▶ [Problem details] Only the pictures are dropped. Restate each line below word for word.
START Supplied records
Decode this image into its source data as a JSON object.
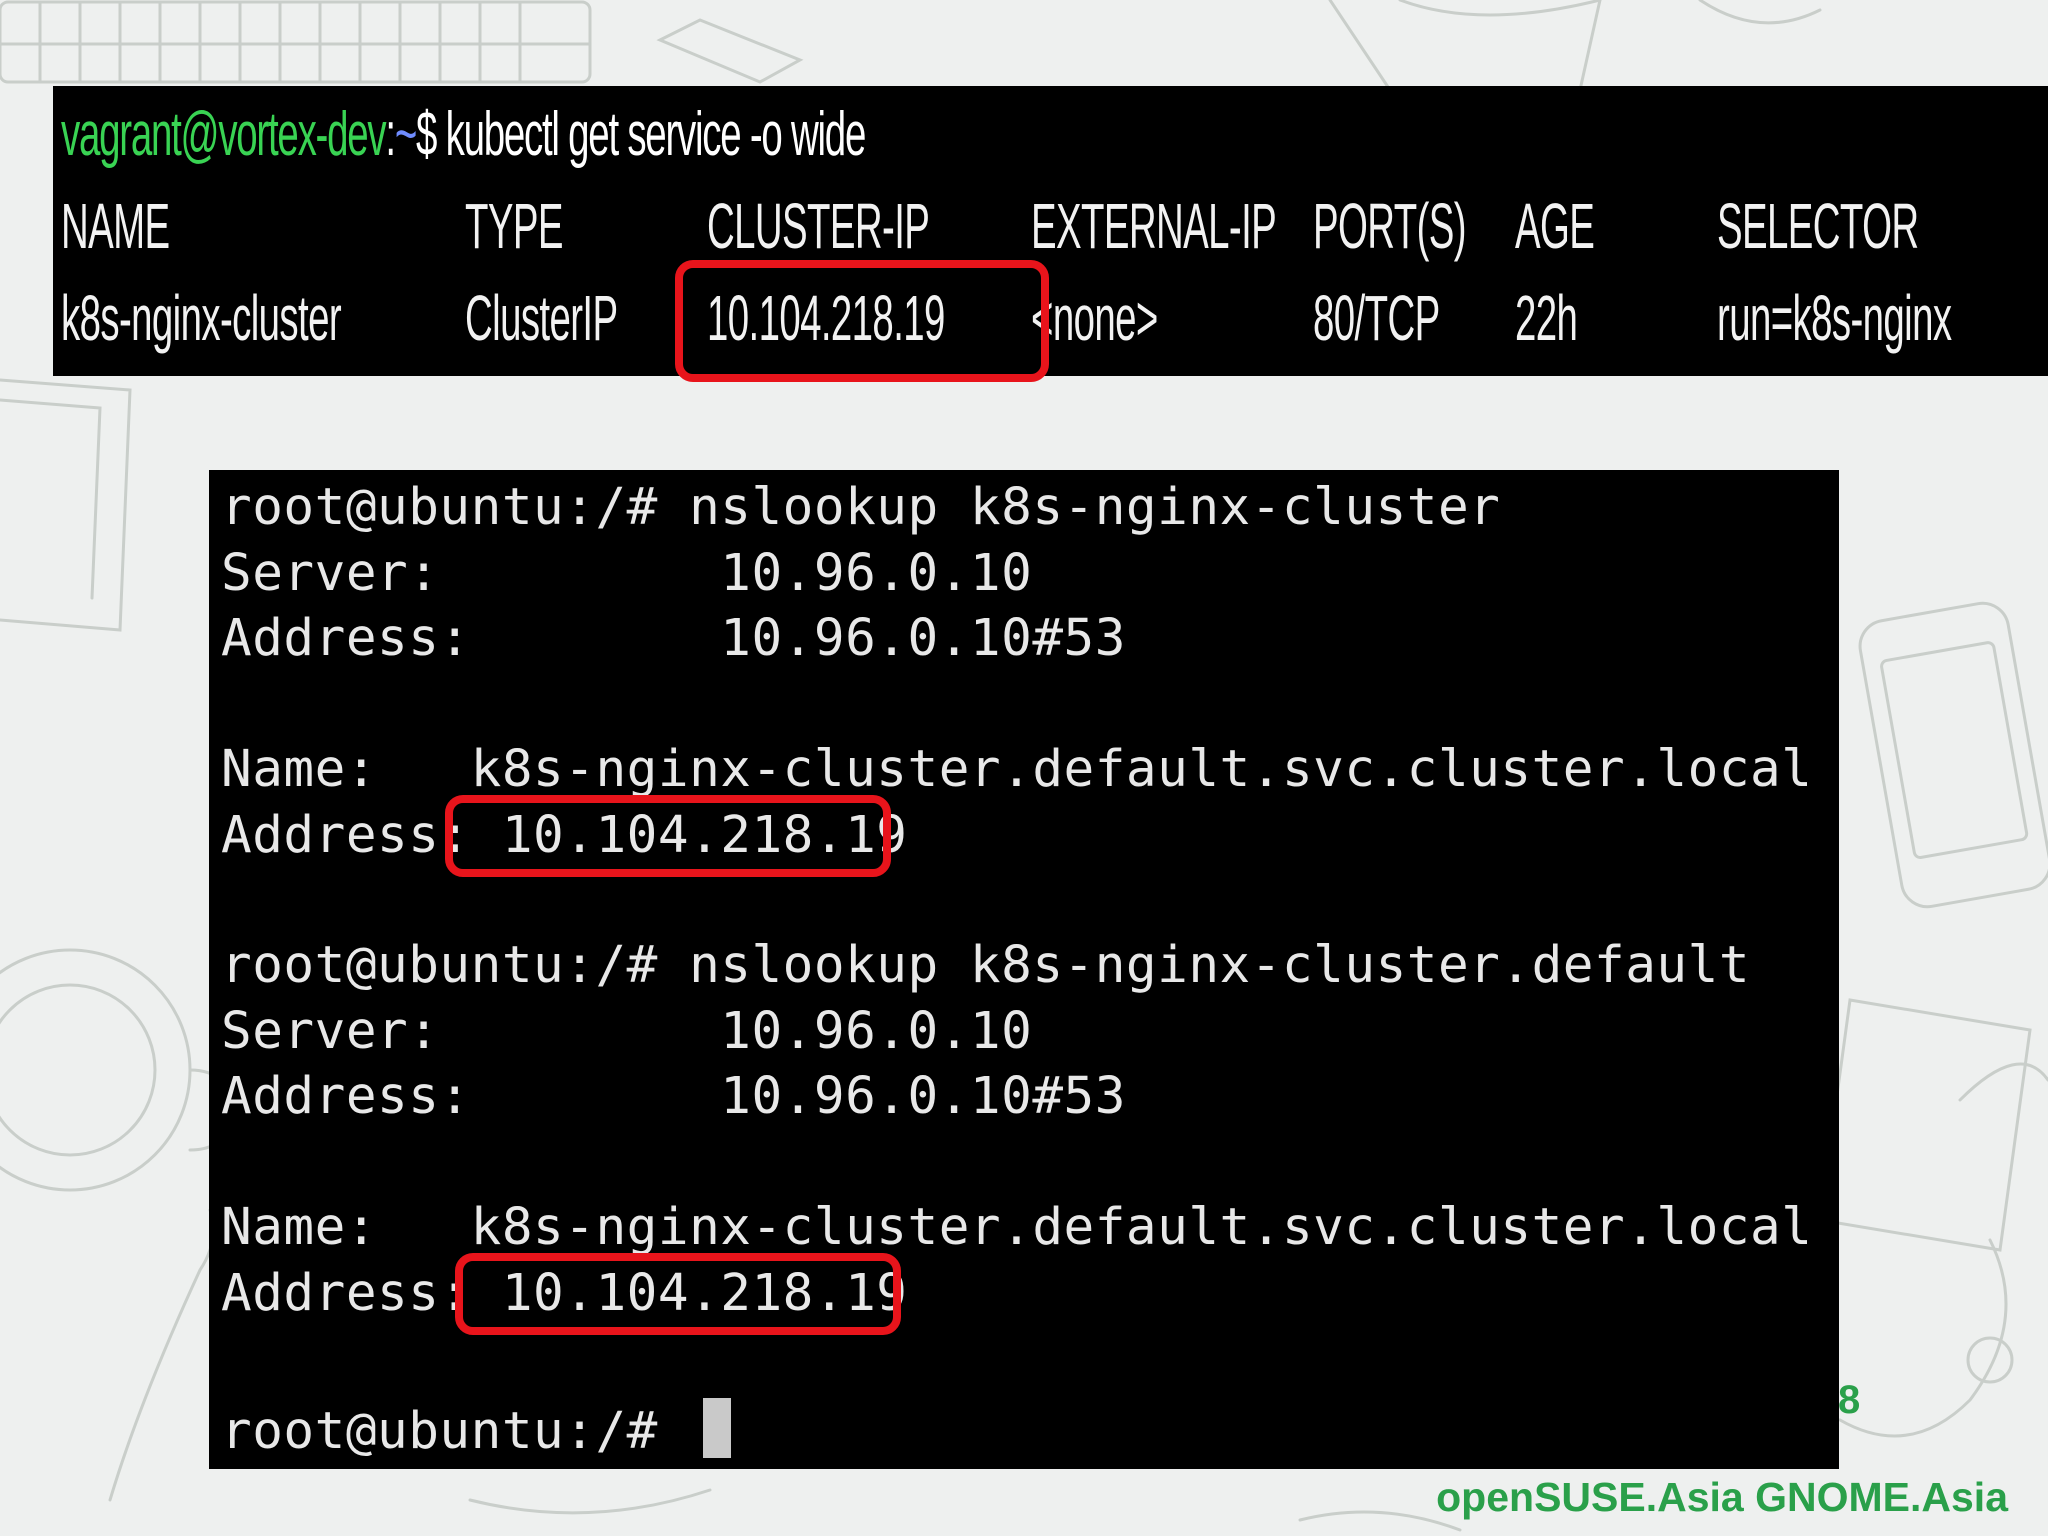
{
  "kubectl_terminal": {
    "prompt_user": "vagrant@vortex-dev",
    "prompt_sep": ":",
    "prompt_path": "~",
    "prompt_symbol": "$",
    "command": " kubectl get service -o wide",
    "columns": [
      "NAME",
      "TYPE",
      "CLUSTER-IP",
      "EXTERNAL-IP",
      "PORT(S)",
      "AGE",
      "SELECTOR"
    ],
    "row": [
      "k8s-nginx-cluster",
      "ClusterIP",
      "10.104.218.19",
      "<none>",
      "80/TCP",
      "22h",
      "run=k8s-nginx"
    ]
  },
  "nslookup_terminal": {
    "lines": [
      "root@ubuntu:/# nslookup k8s-nginx-cluster",
      "Server:         10.96.0.10",
      "Address:        10.96.0.10#53",
      "",
      "Name:   k8s-nginx-cluster.default.svc.cluster.local",
      "Address: 10.104.218.19",
      "",
      "root@ubuntu:/# nslookup k8s-nginx-cluster.default",
      "Server:         10.96.0.10",
      "Address:        10.96.0.10#53",
      "",
      "Name:   k8s-nginx-cluster.default.svc.cluster.local",
      "Address: 10.104.218.19",
      "",
      "root@ubuntu:/# "
    ]
  },
  "slide": {
    "page_number": "8",
    "footer": "openSUSE.Asia GNOME.Asia"
  },
  "colors": {
    "prompt_user": "#39d353",
    "prompt_path": "#6f8cff",
    "highlight": "#e8141b",
    "brand_green": "#2aa04a"
  }
}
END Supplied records
▶ [Response area]
Decode this image into its source data as a JSON object.
{
  "kubectl_terminal": {
    "prompt_user": "vagrant@vortex-dev",
    "prompt_sep": ":",
    "prompt_path": "~",
    "prompt_symbol": "$",
    "command": " kubectl get service -o wide",
    "columns": [
      "NAME",
      "TYPE",
      "CLUSTER-IP",
      "EXTERNAL-IP",
      "PORT(S)",
      "AGE",
      "SELECTOR"
    ],
    "row": [
      "k8s-nginx-cluster",
      "ClusterIP",
      "10.104.218.19",
      "<none>",
      "80/TCP",
      "22h",
      "run=k8s-nginx"
    ]
  },
  "nslookup_terminal": {
    "lines": [
      "root@ubuntu:/# nslookup k8s-nginx-cluster",
      "Server:         10.96.0.10",
      "Address:        10.96.0.10#53",
      "",
      "Name:   k8s-nginx-cluster.default.svc.cluster.local",
      "Address: 10.104.218.19",
      "",
      "root@ubuntu:/# nslookup k8s-nginx-cluster.default",
      "Server:         10.96.0.10",
      "Address:        10.96.0.10#53",
      "",
      "Name:   k8s-nginx-cluster.default.svc.cluster.local",
      "Address: 10.104.218.19",
      "",
      "root@ubuntu:/# "
    ]
  },
  "slide": {
    "page_number": "8",
    "footer": "openSUSE.Asia GNOME.Asia"
  },
  "colors": {
    "prompt_user": "#39d353",
    "prompt_path": "#6f8cff",
    "highlight": "#e8141b",
    "brand_green": "#2aa04a"
  }
}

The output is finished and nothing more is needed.